At about three seconds in – maybe it was only two – I was fairly sure the five seconds had to be up. I remember realizing then that I had a few more counts to go before the immobilizing pain would stop.
Lucky for me, I had two volunteers holding me up on my feet. In the field, most subjects fall to the ground after being hit and are incapacitated.
That’s the goal – to stop what could be a more prolonged struggle before someone gets hurt.
“It’s able to get them quickly under control and in handcuffs,” said Lt. Greg Steere, the department’s other Taser instructor.
At the RCPD, every sworn officer, from lieutenant and below, has been trained to use a Taser and carries one. The same applies for Riley County Jail corrections officers ranked lieutenant and below.

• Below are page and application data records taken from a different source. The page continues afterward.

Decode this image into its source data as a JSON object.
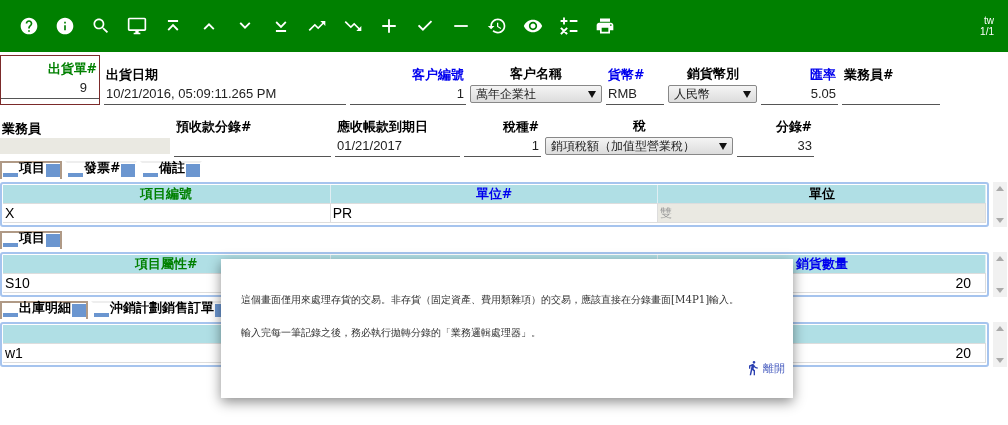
{
  "toolbar": {
    "language": "tw",
    "page": "1/1"
  },
  "header_row_1": [
    {
      "label": "出貨單#",
      "required": true,
      "lookup": false,
      "kind": "boxed",
      "value": "9"
    },
    {
      "label": "出貨日期",
      "required": false,
      "lookup": false,
      "kind": "text",
      "value": "10/21/2016, 05:09:11.265 PM"
    },
    {
      "label": "客户編號",
      "required": false,
      "lookup": true,
      "kind": "number",
      "value": "1"
    },
    {
      "label": "客户名稱",
      "required": false,
      "lookup": false,
      "kind": "select",
      "value": "萬年企業社"
    },
    {
      "label": "貨幣#",
      "required": false,
      "lookup": true,
      "kind": "text",
      "value": "RMB"
    },
    {
      "label": "銷貨幣別",
      "required": false,
      "lookup": false,
      "kind": "select",
      "value": "人民幣"
    },
    {
      "label": "匯率",
      "required": false,
      "lookup": true,
      "kind": "number",
      "value": "5.05"
    },
    {
      "label": "業務員#",
      "required": false,
      "lookup": false,
      "kind": "text"
    }
  ],
  "header_row_2": [
    {
      "label": "業務員",
      "required": false,
      "lookup": false,
      "kind": "gray"
    },
    {
      "label": "預收款分錄#",
      "required": false,
      "lookup": false,
      "kind": "text"
    },
    {
      "label": "應收帳款到期日",
      "required": false,
      "lookup": false,
      "kind": "text",
      "value": "01/21/2017"
    },
    {
      "label": "稅種#",
      "required": false,
      "lookup": false,
      "kind": "number",
      "value": "1"
    },
    {
      "label": "稅",
      "required": false,
      "lookup": false,
      "kind": "select",
      "value": "銷項稅額（加值型營業稅）"
    },
    {
      "label": "分錄#",
      "required": false,
      "lookup": false,
      "kind": "number",
      "value": "33"
    }
  ],
  "sections": [
    {
      "tabs": [
        {
          "label": "項目",
          "selected": true
        },
        {
          "label": "發票#",
          "selected": false
        },
        {
          "label": "備註",
          "selected": false
        }
      ],
      "columns": [
        {
          "label": "項目編號",
          "required": true,
          "lookup": false
        },
        {
          "label": "單位#",
          "required": false,
          "lookup": true
        },
        {
          "label": "單位",
          "required": false,
          "lookup": false
        }
      ],
      "rows": [
        [
          {
            "value": "X",
            "kind": "text"
          },
          {
            "value": "PR",
            "kind": "text"
          },
          {
            "value": "雙",
            "kind": "readonly"
          }
        ]
      ]
    },
    {
      "tabs": [
        {
          "label": "項目",
          "selected": true
        }
      ],
      "columns": [
        {
          "label": "項目屬性#",
          "required": true,
          "lookup": false
        },
        {},
        {
          "label": "銷貨數量",
          "required": false,
          "lookup": true
        }
      ],
      "rows": [
        [
          {
            "value": "S10",
            "kind": "text"
          },
          {},
          {
            "value": "20",
            "kind": "number"
          }
        ]
      ]
    },
    {
      "tabs": [
        {
          "label": "出庫明細",
          "selected": true
        },
        {
          "label": "沖銷計劃銷售訂單",
          "selected": false
        }
      ],
      "columns": [
        {},
        {},
        {}
      ],
      "rows": [
        [
          {
            "value": "w1",
            "kind": "text"
          },
          {},
          {
            "value": "20",
            "kind": "number"
          }
        ]
      ]
    }
  ],
  "dialog": {
    "messages": [
      "這個畫面僅用來處理存貨的交易。非存貨（固定資產、費用類雜項）的交易，應該直接在分錄畫面[M4P1]輸入。",
      "輸入完每一筆記錄之後，務必執行拋轉分錄的「業務邏輯處理器」。"
    ],
    "close_label": "離開"
  }
}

“It helps officers definitely get a sense for what it would feel like,” Steere said.
Tasers have been in use at the RCPD since 2009, when Steere and Schuck rolled out the program after attending instructor school in 2008. In 2013, the department introduced a new, improved model, the X2, to begin replacing the older X26.
From July 2013 to this month, RCPD officers have shot Tasers at subjects 21 times. On 11 occasions, a Taser was pointed but not deployed.
Anyone on the wrong end of the Taser in the latter scenario should be grateful.
When my Taser exposure finally did cease, the pain went away immediately. The volunteers lowered me to the ground and, almost instantly, I felt ready to hop back up on my feet.
“Once it’s done, it’s done,” Steere had said earlier.
Though true, were I an unruly subject and the training officers instead were on patrol, I would be completely compliant with their next orders. I do not want to go through that again.
One and done for me. Thanks.